If you've ever used a font editing program to create a font, you know that one generally shapes the various forms by arranging points on a screen with a mouse. But what if those points were controlled by something other than fine motor skills? Andy Clymer of high profile type foundry Hoefler & Frere-Jones was interested in exploring alternative methods for how a typeface is developed; hence, "font-face" was born.
Font-face employs facial recognition to control the design parameters of a font. In the video above, Andy demonstrates by transforming typeface Ideal Sans with facial movements in realtime. The project was created using Kyle McDonald's FaceOSC library, GlyphMath from RoboFab, and Tal Leming's Vanilla.
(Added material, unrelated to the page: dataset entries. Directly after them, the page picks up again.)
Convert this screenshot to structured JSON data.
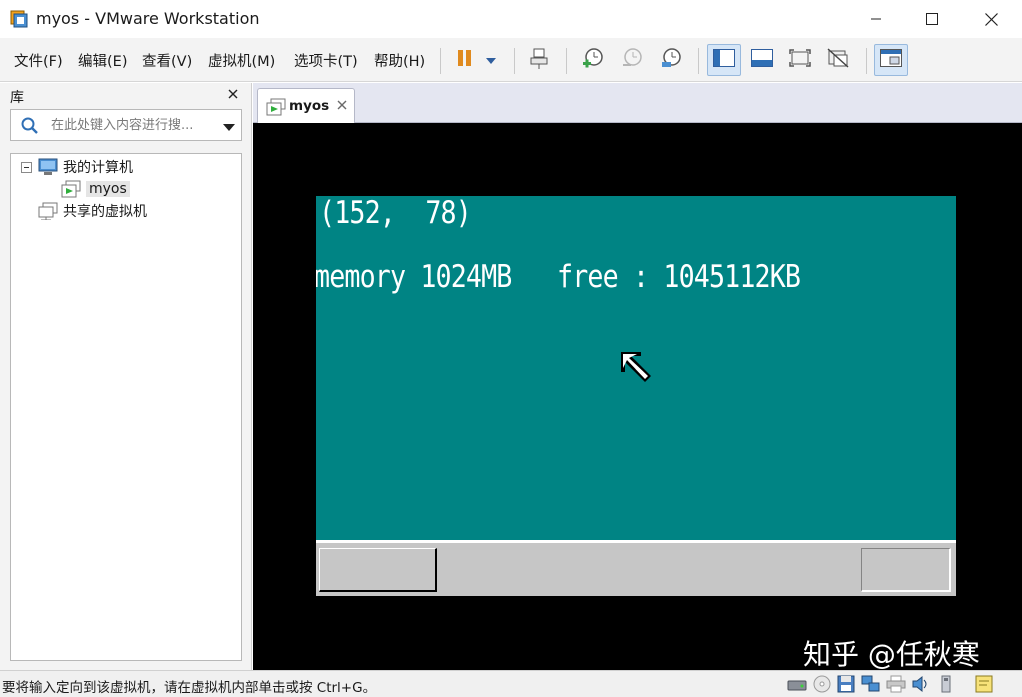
{
  "window": {
    "title": "myos - VMware Workstation",
    "minimize_icon": "minimize-icon",
    "maximize_icon": "maximize-icon",
    "close_icon": "close-icon"
  },
  "menu": {
    "items": [
      "文件(F)",
      "编辑(E)",
      "查看(V)",
      "虚拟机(M)",
      "选项卡(T)",
      "帮助(H)"
    ]
  },
  "toolbar": {
    "icons": [
      "pause-icon",
      "dropdown-arrow-icon",
      "send-ctrl-alt-del-icon",
      "snapshot-take-icon",
      "snapshot-revert-icon",
      "snapshot-manager-icon",
      "show-library-icon",
      "show-thumbnail-icon",
      "full-screen-icon",
      "unity-icon",
      "console-view-icon"
    ]
  },
  "library": {
    "title": "库",
    "search_placeholder": "在此处键入内容进行搜...",
    "tree": [
      {
        "label": "我的计算机",
        "icon": "computer-icon",
        "expanded": true
      },
      {
        "label": "myos",
        "icon": "vm-running-icon",
        "selected": true
      },
      {
        "label": "共享的虚拟机",
        "icon": "shared-vms-icon"
      }
    ]
  },
  "tabs": [
    {
      "label": "myos",
      "icon": "vm-running-icon",
      "active": true
    }
  ],
  "vm": {
    "mouse_coords": "(152,  78)",
    "memory_line": "memory 1024MB   free : 1045112KB",
    "colors": {
      "desktop": "#008484",
      "taskbar": "#c6c6c6"
    }
  },
  "watermark": "知乎 @任秋寒",
  "statusbar": {
    "message": "要将输入定向到该虚拟机，请在虚拟机内部单击或按 Ctrl+G。",
    "icons": [
      "hard-disk-icon",
      "cd-dvd-icon",
      "floppy-icon",
      "network-adapter-icon",
      "printer-icon",
      "sound-icon",
      "usb-icon",
      "message-log-icon"
    ]
  }
}
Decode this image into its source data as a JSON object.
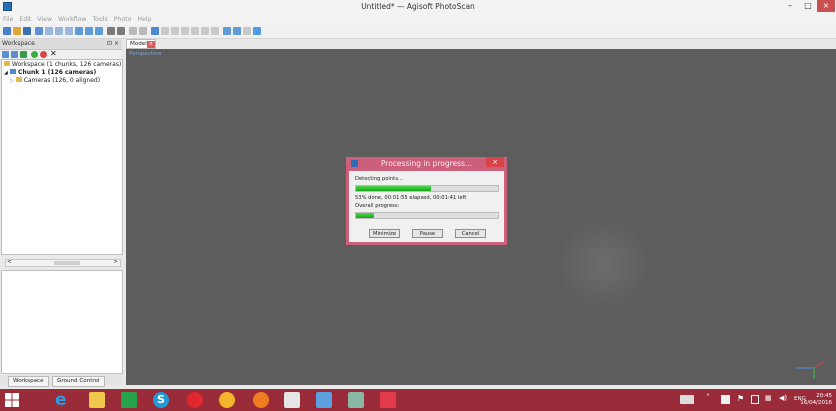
{
  "window": {
    "title": "Untitled* — Agisoft PhotoScan",
    "minimize": "–",
    "maximize": "□",
    "close": "×"
  },
  "menu": [
    "File",
    "Edit",
    "View",
    "Workflow",
    "Tools",
    "Photo",
    "Help"
  ],
  "workspace": {
    "header": "Workspace",
    "header_controls": "⊡ ×",
    "tree": [
      "Workspace (1 chunks, 126 cameras)",
      "Chunk 1 (126 cameras)",
      "Cameras (126, 0 aligned)"
    ],
    "scroll_left": "<",
    "scroll_right": ">"
  },
  "bottom_tabs": [
    "Workspace",
    "Ground Control"
  ],
  "model_tab": {
    "label": "Model",
    "close": "×"
  },
  "viewport": {
    "projection_label": "Perspective"
  },
  "dialog": {
    "title": "Processing in progress...",
    "close": "×",
    "step_label": "Detecting points...",
    "step_progress": 0.53,
    "status": "53% done, 00:01:55 elapsed, 00:01:41 left",
    "overall_label": "Overall progress:",
    "overall_progress": 0.13,
    "buttons": {
      "minimize": "Minimize",
      "pause": "Pause",
      "cancel": "Cancel"
    }
  },
  "taskbar": {
    "language": "ENG",
    "time": "20:45",
    "date": "16/04/2016"
  },
  "colors": {
    "taskbar": "#9a2b39",
    "dialog_accent": "#cc5f7a",
    "progress": "#18a818",
    "viewport": "#5d5d5d"
  }
}
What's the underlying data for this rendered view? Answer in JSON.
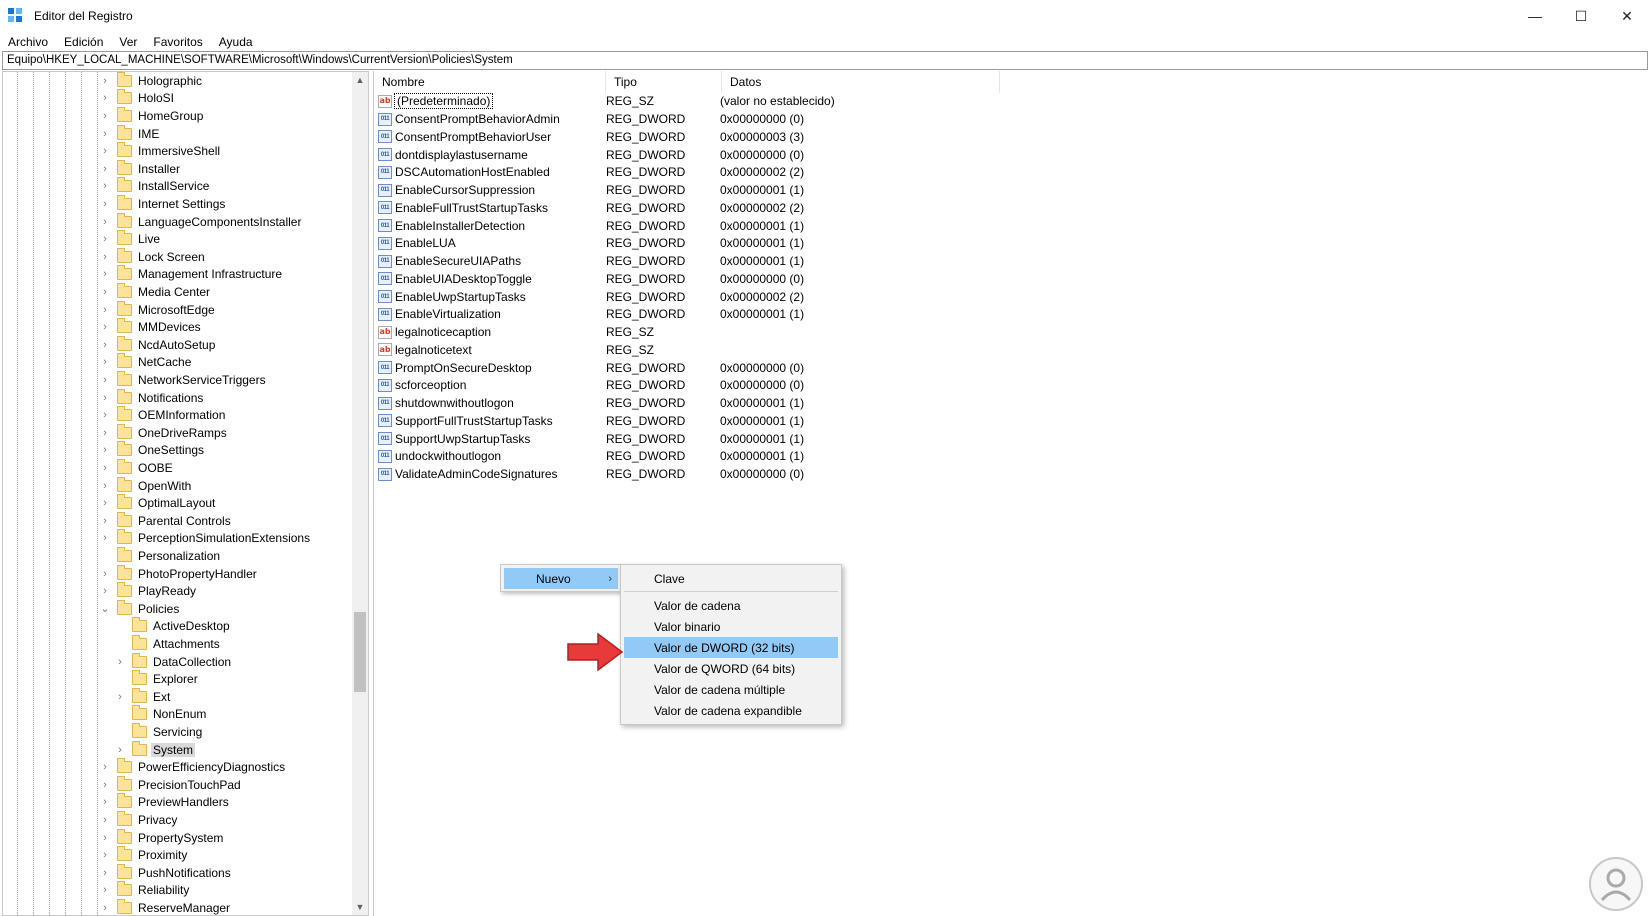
{
  "window": {
    "title": "Editor del Registro",
    "controls": {
      "minimize": "—",
      "maximize": "☐",
      "close": "✕"
    }
  },
  "menu": [
    "Archivo",
    "Edición",
    "Ver",
    "Favoritos",
    "Ayuda"
  ],
  "address": "Equipo\\HKEY_LOCAL_MACHINE\\SOFTWARE\\Microsoft\\Windows\\CurrentVersion\\Policies\\System",
  "tree": {
    "items": [
      {
        "label": "Holographic",
        "level": 0,
        "expander": "collapsed"
      },
      {
        "label": "HoloSI",
        "level": 0,
        "expander": "collapsed"
      },
      {
        "label": "HomeGroup",
        "level": 0,
        "expander": "collapsed"
      },
      {
        "label": "IME",
        "level": 0,
        "expander": "collapsed"
      },
      {
        "label": "ImmersiveShell",
        "level": 0,
        "expander": "collapsed"
      },
      {
        "label": "Installer",
        "level": 0,
        "expander": "collapsed"
      },
      {
        "label": "InstallService",
        "level": 0,
        "expander": "collapsed"
      },
      {
        "label": "Internet Settings",
        "level": 0,
        "expander": "collapsed"
      },
      {
        "label": "LanguageComponentsInstaller",
        "level": 0,
        "expander": "collapsed"
      },
      {
        "label": "Live",
        "level": 0,
        "expander": "collapsed"
      },
      {
        "label": "Lock Screen",
        "level": 0,
        "expander": "collapsed"
      },
      {
        "label": "Management Infrastructure",
        "level": 0,
        "expander": "collapsed"
      },
      {
        "label": "Media Center",
        "level": 0,
        "expander": "collapsed"
      },
      {
        "label": "MicrosoftEdge",
        "level": 0,
        "expander": "collapsed"
      },
      {
        "label": "MMDevices",
        "level": 0,
        "expander": "collapsed"
      },
      {
        "label": "NcdAutoSetup",
        "level": 0,
        "expander": "collapsed"
      },
      {
        "label": "NetCache",
        "level": 0,
        "expander": "collapsed"
      },
      {
        "label": "NetworkServiceTriggers",
        "level": 0,
        "expander": "collapsed"
      },
      {
        "label": "Notifications",
        "level": 0,
        "expander": "collapsed"
      },
      {
        "label": "OEMInformation",
        "level": 0,
        "expander": "collapsed"
      },
      {
        "label": "OneDriveRamps",
        "level": 0,
        "expander": "collapsed"
      },
      {
        "label": "OneSettings",
        "level": 0,
        "expander": "collapsed"
      },
      {
        "label": "OOBE",
        "level": 0,
        "expander": "collapsed"
      },
      {
        "label": "OpenWith",
        "level": 0,
        "expander": "collapsed"
      },
      {
        "label": "OptimalLayout",
        "level": 0,
        "expander": "collapsed"
      },
      {
        "label": "Parental Controls",
        "level": 0,
        "expander": "collapsed"
      },
      {
        "label": "PerceptionSimulationExtensions",
        "level": 0,
        "expander": "collapsed"
      },
      {
        "label": "Personalization",
        "level": 0,
        "expander": "none"
      },
      {
        "label": "PhotoPropertyHandler",
        "level": 0,
        "expander": "collapsed"
      },
      {
        "label": "PlayReady",
        "level": 0,
        "expander": "collapsed"
      },
      {
        "label": "Policies",
        "level": 0,
        "expander": "expanded"
      },
      {
        "label": "ActiveDesktop",
        "level": 1,
        "expander": "none"
      },
      {
        "label": "Attachments",
        "level": 1,
        "expander": "none"
      },
      {
        "label": "DataCollection",
        "level": 1,
        "expander": "collapsed"
      },
      {
        "label": "Explorer",
        "level": 1,
        "expander": "none"
      },
      {
        "label": "Ext",
        "level": 1,
        "expander": "collapsed"
      },
      {
        "label": "NonEnum",
        "level": 1,
        "expander": "none"
      },
      {
        "label": "Servicing",
        "level": 1,
        "expander": "none"
      },
      {
        "label": "System",
        "level": 1,
        "expander": "collapsed",
        "selected": true
      },
      {
        "label": "PowerEfficiencyDiagnostics",
        "level": 0,
        "expander": "collapsed"
      },
      {
        "label": "PrecisionTouchPad",
        "level": 0,
        "expander": "collapsed"
      },
      {
        "label": "PreviewHandlers",
        "level": 0,
        "expander": "collapsed"
      },
      {
        "label": "Privacy",
        "level": 0,
        "expander": "collapsed"
      },
      {
        "label": "PropertySystem",
        "level": 0,
        "expander": "collapsed"
      },
      {
        "label": "Proximity",
        "level": 0,
        "expander": "collapsed"
      },
      {
        "label": "PushNotifications",
        "level": 0,
        "expander": "collapsed"
      },
      {
        "label": "Reliability",
        "level": 0,
        "expander": "collapsed"
      },
      {
        "label": "ReserveManager",
        "level": 0,
        "expander": "collapsed"
      }
    ]
  },
  "list": {
    "columns": [
      "Nombre",
      "Tipo",
      "Datos"
    ],
    "rows": [
      {
        "icon": "string-value-icon",
        "name": "(Predeterminado)",
        "type": "REG_SZ",
        "data": "(valor no establecido)",
        "focused": true
      },
      {
        "icon": "dword-value-icon",
        "name": "ConsentPromptBehaviorAdmin",
        "type": "REG_DWORD",
        "data": "0x00000000 (0)"
      },
      {
        "icon": "dword-value-icon",
        "name": "ConsentPromptBehaviorUser",
        "type": "REG_DWORD",
        "data": "0x00000003 (3)"
      },
      {
        "icon": "dword-value-icon",
        "name": "dontdisplaylastusername",
        "type": "REG_DWORD",
        "data": "0x00000000 (0)"
      },
      {
        "icon": "dword-value-icon",
        "name": "DSCAutomationHostEnabled",
        "type": "REG_DWORD",
        "data": "0x00000002 (2)"
      },
      {
        "icon": "dword-value-icon",
        "name": "EnableCursorSuppression",
        "type": "REG_DWORD",
        "data": "0x00000001 (1)"
      },
      {
        "icon": "dword-value-icon",
        "name": "EnableFullTrustStartupTasks",
        "type": "REG_DWORD",
        "data": "0x00000002 (2)"
      },
      {
        "icon": "dword-value-icon",
        "name": "EnableInstallerDetection",
        "type": "REG_DWORD",
        "data": "0x00000001 (1)"
      },
      {
        "icon": "dword-value-icon",
        "name": "EnableLUA",
        "type": "REG_DWORD",
        "data": "0x00000001 (1)"
      },
      {
        "icon": "dword-value-icon",
        "name": "EnableSecureUIAPaths",
        "type": "REG_DWORD",
        "data": "0x00000001 (1)"
      },
      {
        "icon": "dword-value-icon",
        "name": "EnableUIADesktopToggle",
        "type": "REG_DWORD",
        "data": "0x00000000 (0)"
      },
      {
        "icon": "dword-value-icon",
        "name": "EnableUwpStartupTasks",
        "type": "REG_DWORD",
        "data": "0x00000002 (2)"
      },
      {
        "icon": "dword-value-icon",
        "name": "EnableVirtualization",
        "type": "REG_DWORD",
        "data": "0x00000001 (1)"
      },
      {
        "icon": "string-value-icon",
        "name": "legalnoticecaption",
        "type": "REG_SZ",
        "data": ""
      },
      {
        "icon": "string-value-icon",
        "name": "legalnoticetext",
        "type": "REG_SZ",
        "data": ""
      },
      {
        "icon": "dword-value-icon",
        "name": "PromptOnSecureDesktop",
        "type": "REG_DWORD",
        "data": "0x00000000 (0)"
      },
      {
        "icon": "dword-value-icon",
        "name": "scforceoption",
        "type": "REG_DWORD",
        "data": "0x00000000 (0)"
      },
      {
        "icon": "dword-value-icon",
        "name": "shutdownwithoutlogon",
        "type": "REG_DWORD",
        "data": "0x00000001 (1)"
      },
      {
        "icon": "dword-value-icon",
        "name": "SupportFullTrustStartupTasks",
        "type": "REG_DWORD",
        "data": "0x00000001 (1)"
      },
      {
        "icon": "dword-value-icon",
        "name": "SupportUwpStartupTasks",
        "type": "REG_DWORD",
        "data": "0x00000001 (1)"
      },
      {
        "icon": "dword-value-icon",
        "name": "undockwithoutlogon",
        "type": "REG_DWORD",
        "data": "0x00000001 (1)"
      },
      {
        "icon": "dword-value-icon",
        "name": "ValidateAdminCodeSignatures",
        "type": "REG_DWORD",
        "data": "0x00000000 (0)"
      }
    ]
  },
  "context_menu": {
    "nuevo_label": "Nuevo",
    "submenu_arrow": "›",
    "submenu": [
      {
        "label": "Clave"
      },
      {
        "label": "Valor de cadena"
      },
      {
        "label": "Valor binario"
      },
      {
        "label": "Valor de DWORD (32 bits)",
        "highlighted": true
      },
      {
        "label": "Valor de QWORD (64 bits)"
      },
      {
        "label": "Valor de cadena múltiple"
      },
      {
        "label": "Valor de cadena expandible"
      }
    ]
  },
  "icons": {
    "string_value_glyph": "ab",
    "dword_value_glyph": "011",
    "scroll_up": "▲",
    "scroll_down": "▼",
    "chevron_collapsed": "›",
    "chevron_expanded": "⌄"
  },
  "colors": {
    "highlight": "#91c9f7",
    "selection_gray": "#d9d9d9",
    "pointer_arrow": "#e83a3a"
  }
}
Vimeo commenter Kyle McDonald says: "I wonder what would happen if you let this run on each character as you typed up some document?"
What are the other possibilities? Weigh in below.